── Given entries ──
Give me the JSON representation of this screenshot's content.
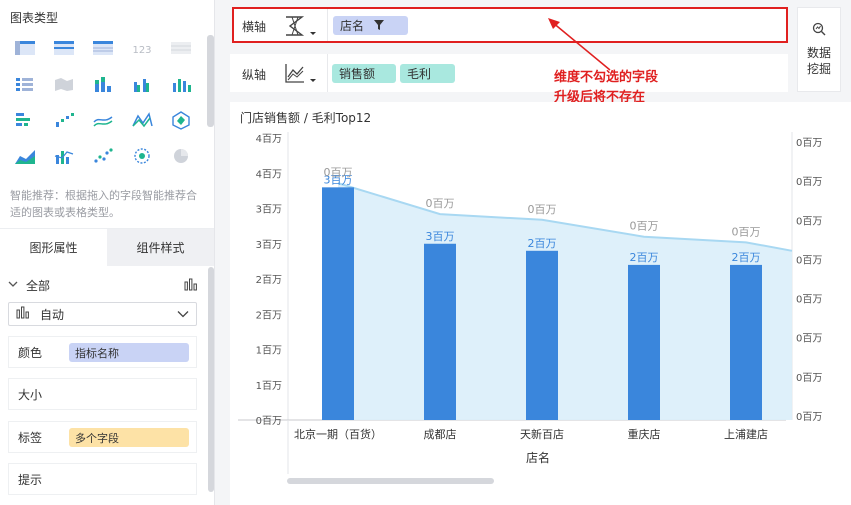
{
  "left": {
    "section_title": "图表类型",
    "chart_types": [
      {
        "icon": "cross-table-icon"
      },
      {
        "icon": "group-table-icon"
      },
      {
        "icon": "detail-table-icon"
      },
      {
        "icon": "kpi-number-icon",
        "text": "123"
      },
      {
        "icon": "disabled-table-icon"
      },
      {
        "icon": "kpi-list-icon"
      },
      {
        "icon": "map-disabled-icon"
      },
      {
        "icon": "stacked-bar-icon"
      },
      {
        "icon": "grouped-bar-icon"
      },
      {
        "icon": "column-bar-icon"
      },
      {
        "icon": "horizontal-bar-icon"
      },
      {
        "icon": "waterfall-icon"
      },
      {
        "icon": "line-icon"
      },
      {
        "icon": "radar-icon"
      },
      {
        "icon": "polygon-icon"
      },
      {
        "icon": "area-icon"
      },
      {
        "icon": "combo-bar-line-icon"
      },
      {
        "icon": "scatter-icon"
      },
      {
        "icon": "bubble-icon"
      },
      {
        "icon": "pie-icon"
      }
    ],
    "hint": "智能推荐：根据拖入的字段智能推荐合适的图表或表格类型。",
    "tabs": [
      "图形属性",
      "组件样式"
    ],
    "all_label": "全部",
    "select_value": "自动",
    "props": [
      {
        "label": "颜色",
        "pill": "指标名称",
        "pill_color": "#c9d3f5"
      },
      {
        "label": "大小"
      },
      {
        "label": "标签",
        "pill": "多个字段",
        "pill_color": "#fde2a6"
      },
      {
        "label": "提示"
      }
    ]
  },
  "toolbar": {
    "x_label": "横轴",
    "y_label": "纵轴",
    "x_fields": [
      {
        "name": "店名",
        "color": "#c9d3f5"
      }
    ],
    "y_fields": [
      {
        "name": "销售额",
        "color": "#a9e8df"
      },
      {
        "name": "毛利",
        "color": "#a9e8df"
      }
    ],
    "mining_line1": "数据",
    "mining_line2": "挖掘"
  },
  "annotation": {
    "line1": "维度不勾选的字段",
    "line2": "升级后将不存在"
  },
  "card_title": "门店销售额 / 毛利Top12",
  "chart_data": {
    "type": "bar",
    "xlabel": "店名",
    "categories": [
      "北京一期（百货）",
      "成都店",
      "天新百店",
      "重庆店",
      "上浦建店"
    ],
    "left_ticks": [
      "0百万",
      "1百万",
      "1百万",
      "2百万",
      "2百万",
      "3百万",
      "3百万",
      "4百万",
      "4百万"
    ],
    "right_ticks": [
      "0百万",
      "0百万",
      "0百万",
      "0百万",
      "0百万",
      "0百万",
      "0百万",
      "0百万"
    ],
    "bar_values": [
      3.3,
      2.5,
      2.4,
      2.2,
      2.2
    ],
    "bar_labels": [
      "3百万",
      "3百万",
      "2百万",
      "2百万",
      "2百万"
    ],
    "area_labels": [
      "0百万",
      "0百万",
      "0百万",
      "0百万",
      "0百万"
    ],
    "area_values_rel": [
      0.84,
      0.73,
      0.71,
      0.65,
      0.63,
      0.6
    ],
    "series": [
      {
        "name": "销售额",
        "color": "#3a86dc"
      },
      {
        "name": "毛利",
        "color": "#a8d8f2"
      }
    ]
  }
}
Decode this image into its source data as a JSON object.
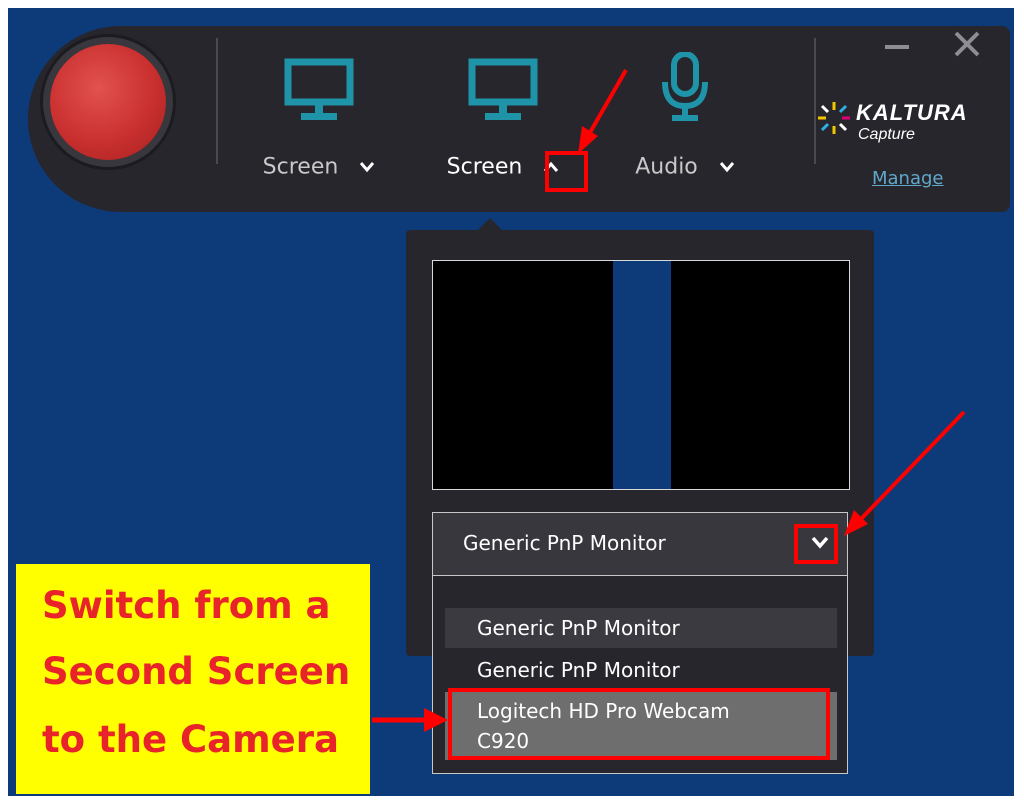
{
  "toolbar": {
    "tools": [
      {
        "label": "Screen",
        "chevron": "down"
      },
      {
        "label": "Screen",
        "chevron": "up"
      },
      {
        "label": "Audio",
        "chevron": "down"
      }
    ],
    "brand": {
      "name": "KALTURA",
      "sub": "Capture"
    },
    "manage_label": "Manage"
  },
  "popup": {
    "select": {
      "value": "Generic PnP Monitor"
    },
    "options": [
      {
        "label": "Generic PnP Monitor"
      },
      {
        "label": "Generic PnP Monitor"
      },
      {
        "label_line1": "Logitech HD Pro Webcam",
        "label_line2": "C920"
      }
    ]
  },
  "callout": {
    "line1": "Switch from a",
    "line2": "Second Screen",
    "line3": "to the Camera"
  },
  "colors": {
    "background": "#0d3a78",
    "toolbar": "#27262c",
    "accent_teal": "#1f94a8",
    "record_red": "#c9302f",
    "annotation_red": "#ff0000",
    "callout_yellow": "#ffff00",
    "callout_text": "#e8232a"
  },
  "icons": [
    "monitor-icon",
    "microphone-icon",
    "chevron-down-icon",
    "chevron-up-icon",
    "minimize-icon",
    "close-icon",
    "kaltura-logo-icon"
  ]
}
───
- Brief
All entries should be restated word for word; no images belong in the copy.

- Written response
Give me the JSON representation of this screenshot's content.
{
  "left": {
    "section_title": "图表类型",
    "chart_types": [
      {
        "icon": "cross-table-icon"
      },
      {
        "icon": "group-table-icon"
      },
      {
        "icon": "detail-table-icon"
      },
      {
        "icon": "kpi-number-icon",
        "text": "123"
      },
      {
        "icon": "disabled-table-icon"
      },
      {
        "icon": "kpi-list-icon"
      },
      {
        "icon": "map-disabled-icon"
      },
      {
        "icon": "stacked-bar-icon"
      },
      {
        "icon": "grouped-bar-icon"
      },
      {
        "icon": "column-bar-icon"
      },
      {
        "icon": "horizontal-bar-icon"
      },
      {
        "icon": "waterfall-icon"
      },
      {
        "icon": "line-icon"
      },
      {
        "icon": "radar-icon"
      },
      {
        "icon": "polygon-icon"
      },
      {
        "icon": "area-icon"
      },
      {
        "icon": "combo-bar-line-icon"
      },
      {
        "icon": "scatter-icon"
      },
      {
        "icon": "bubble-icon"
      },
      {
        "icon": "pie-icon"
      }
    ],
    "hint": "智能推荐：根据拖入的字段智能推荐合适的图表或表格类型。",
    "tabs": [
      "图形属性",
      "组件样式"
    ],
    "all_label": "全部",
    "select_value": "自动",
    "props": [
      {
        "label": "颜色",
        "pill": "指标名称",
        "pill_color": "#c9d3f5"
      },
      {
        "label": "大小"
      },
      {
        "label": "标签",
        "pill": "多个字段",
        "pill_color": "#fde2a6"
      },
      {
        "label": "提示"
      }
    ]
  },
  "toolbar": {
    "x_label": "横轴",
    "y_label": "纵轴",
    "x_fields": [
      {
        "name": "店名",
        "color": "#c9d3f5"
      }
    ],
    "y_fields": [
      {
        "name": "销售额",
        "color": "#a9e8df"
      },
      {
        "name": "毛利",
        "color": "#a9e8df"
      }
    ],
    "mining_line1": "数据",
    "mining_line2": "挖掘"
  },
  "annotation": {
    "line1": "维度不勾选的字段",
    "line2": "升级后将不存在"
  },
  "card_title": "门店销售额 / 毛利Top12",
  "chart_data": {
    "type": "bar",
    "xlabel": "店名",
    "categories": [
      "北京一期（百货）",
      "成都店",
      "天新百店",
      "重庆店",
      "上浦建店"
    ],
    "left_ticks": [
      "0百万",
      "1百万",
      "1百万",
      "2百万",
      "2百万",
      "3百万",
      "3百万",
      "4百万",
      "4百万"
    ],
    "right_ticks": [
      "0百万",
      "0百万",
      "0百万",
      "0百万",
      "0百万",
      "0百万",
      "0百万",
      "0百万"
    ],
    "bar_values": [
      3.3,
      2.5,
      2.4,
      2.2,
      2.2
    ],
    "bar_labels": [
      "3百万",
      "3百万",
      "2百万",
      "2百万",
      "2百万"
    ],
    "area_labels": [
      "0百万",
      "0百万",
      "0百万",
      "0百万",
      "0百万"
    ],
    "area_values_rel": [
      0.84,
      0.73,
      0.71,
      0.65,
      0.63,
      0.6
    ],
    "series": [
      {
        "name": "销售额",
        "color": "#3a86dc"
      },
      {
        "name": "毛利",
        "color": "#a8d8f2"
      }
    ]
  }
}
Decode this image into its source data as a JSON object.
{
  "toolbar": {
    "tools": [
      {
        "label": "Screen",
        "chevron": "down"
      },
      {
        "label": "Screen",
        "chevron": "up"
      },
      {
        "label": "Audio",
        "chevron": "down"
      }
    ],
    "brand": {
      "name": "KALTURA",
      "sub": "Capture"
    },
    "manage_label": "Manage"
  },
  "popup": {
    "select": {
      "value": "Generic PnP Monitor"
    },
    "options": [
      {
        "label": "Generic PnP Monitor"
      },
      {
        "label": "Generic PnP Monitor"
      },
      {
        "label_line1": "Logitech HD Pro Webcam",
        "label_line2": "C920"
      }
    ]
  },
  "callout": {
    "line1": "Switch from a",
    "line2": "Second Screen",
    "line3": "to the Camera"
  },
  "colors": {
    "background": "#0d3a78",
    "toolbar": "#27262c",
    "accent_teal": "#1f94a8",
    "record_red": "#c9302f",
    "annotation_red": "#ff0000",
    "callout_yellow": "#ffff00",
    "callout_text": "#e8232a"
  },
  "icons": [
    "monitor-icon",
    "microphone-icon",
    "chevron-down-icon",
    "chevron-up-icon",
    "minimize-icon",
    "close-icon",
    "kaltura-logo-icon"
  ]
}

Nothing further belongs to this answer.